"What are the chances that they will be using both at the same time? Probably kind of slim," said Chris Kozup, an analyst at Meta Group.
Even higher on the bandwidth scale is IEEE 1394, a wired connection between devices that was popularised largely by Apple Computer, which calls it FireWire. This technology screams at 400Mbps over a standardized 4.5 metres, and sample components are out now for a faster version coming next year that will run at 800Mbps over 100 metres, according to James Snider, chairman of the 1394 Trade Association, in Dallas.
Although the wiring requirements of IEEE 1394 would restrict home uses to connections between adjacent devices such as home-entertainment products, some vendors are now developing a wireless version of the technology.
Standards are near completion in Europe and Japan for wireless 1394 systems that would offer up to 56Mbps throughput, operating in the range of 5.2GHz to 5.3GHz, said Hiroyasu Noguchi, assistant manager of the corporate R&D (research and development) strategy department at Sony, based in Tokyo.
Vendors are promoting two other approaches on the strength of ease of use and low cost. HomePNA (phone network alliance) lets consumers plug PCs and other devices into their phone jacks and network them at speeds up to 10Mbps over the phone wires inside their homes.
Power-line networks, due to arrive on the market in mid-2001 from members of the HomePlug Alliance, will use the home's electrical wiring for a network that will offer speeds as high as 10Mbps. Adapters that plug into ordinary phone jacks will offer Ethernet or USB (universal serial bus) ports for connecting devices. Other devices will be able to use ordinary power cords to send and receive data. One vendor of power-plug-to-USB adapters, Phonex Broadband, expects to price them at under $US90 each, a company official said.
An executive of one ISP (Internet service provider) that helps users wire their homes and businesses in Asia and in the US said wireline options such as HomePNA still hold an edge over wireless according to the company's tests. Wireless LANs are less stable and more expensive than wired networks, said Amber Yu, product marketing manager at GUS Networks. Still, most users don't want to tear holes in the walls of their homes, she pointed out, so there are places where wireless may be preferable.
At the same time, phone-line networking is likely to have limited appeal where residents are likely to have just one or two phone jacks in a home.
Although big names such as Cisco, 3Com, Intel and Compaq may have signed on to several home networking interest groups, efforts now are narrowed down to a few, according to Meta's Kozup.
For example, "the vendors driving HomeRF are few and far between compared with the [IEEE 802.11b] group," he said.
"Today, if consumers are looking for home networks based on wireless, they're pretty limited to 802.11b," Kozup said. The slower speed and more limited availability of HomeRF products make it less attractive, he said. Moreover, by the time HomeRF is boosted to a higher speed next year, 802.11b products are likely to be much more price competitive.
Manufacturers in lower-cost production sites already are interested in breaking into the home-network market.
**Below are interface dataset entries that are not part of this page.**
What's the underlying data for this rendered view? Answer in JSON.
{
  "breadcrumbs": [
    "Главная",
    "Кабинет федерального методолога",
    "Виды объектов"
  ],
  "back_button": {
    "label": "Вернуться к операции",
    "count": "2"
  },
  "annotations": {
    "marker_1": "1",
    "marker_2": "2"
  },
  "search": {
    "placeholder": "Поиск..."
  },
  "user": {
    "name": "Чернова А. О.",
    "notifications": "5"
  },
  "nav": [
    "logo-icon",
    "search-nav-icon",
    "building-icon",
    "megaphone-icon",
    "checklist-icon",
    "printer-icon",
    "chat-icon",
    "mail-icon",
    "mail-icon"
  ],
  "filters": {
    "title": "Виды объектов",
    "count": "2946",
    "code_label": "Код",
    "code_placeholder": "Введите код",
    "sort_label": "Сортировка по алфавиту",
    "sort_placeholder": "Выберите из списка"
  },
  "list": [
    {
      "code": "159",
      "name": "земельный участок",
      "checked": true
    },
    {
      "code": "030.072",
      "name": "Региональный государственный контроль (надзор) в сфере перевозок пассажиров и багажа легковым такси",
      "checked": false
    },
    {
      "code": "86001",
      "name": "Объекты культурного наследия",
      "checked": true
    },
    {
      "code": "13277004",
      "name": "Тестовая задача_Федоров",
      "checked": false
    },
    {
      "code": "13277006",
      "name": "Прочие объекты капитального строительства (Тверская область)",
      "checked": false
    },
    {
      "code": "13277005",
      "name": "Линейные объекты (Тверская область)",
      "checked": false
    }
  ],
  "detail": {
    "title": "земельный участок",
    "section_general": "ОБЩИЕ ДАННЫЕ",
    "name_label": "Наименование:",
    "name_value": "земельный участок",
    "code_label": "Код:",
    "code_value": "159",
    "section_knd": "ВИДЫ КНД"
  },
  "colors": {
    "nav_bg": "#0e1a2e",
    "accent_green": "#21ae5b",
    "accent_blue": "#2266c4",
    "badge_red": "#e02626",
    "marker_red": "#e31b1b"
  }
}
Otto Fung, vice president of marketing at CeLAN Technology, visited the HomePlug booth and expressed interest in adding new technologies such as power-line networks to its low-cost Ethernet products made in Taiwan.
Amid the promise of screaming home LANs coming in the future, users today should be happy with offerings such as 802.11b wireless LANs, Meta's Kozup said -- even though those LANs actually deliver an average of only 5.5Mbps. With the average ADSL (asymmetric digital subscriber line) Internet connection providing just 1.5Mbps, this level of performance should be plenty for now, he said.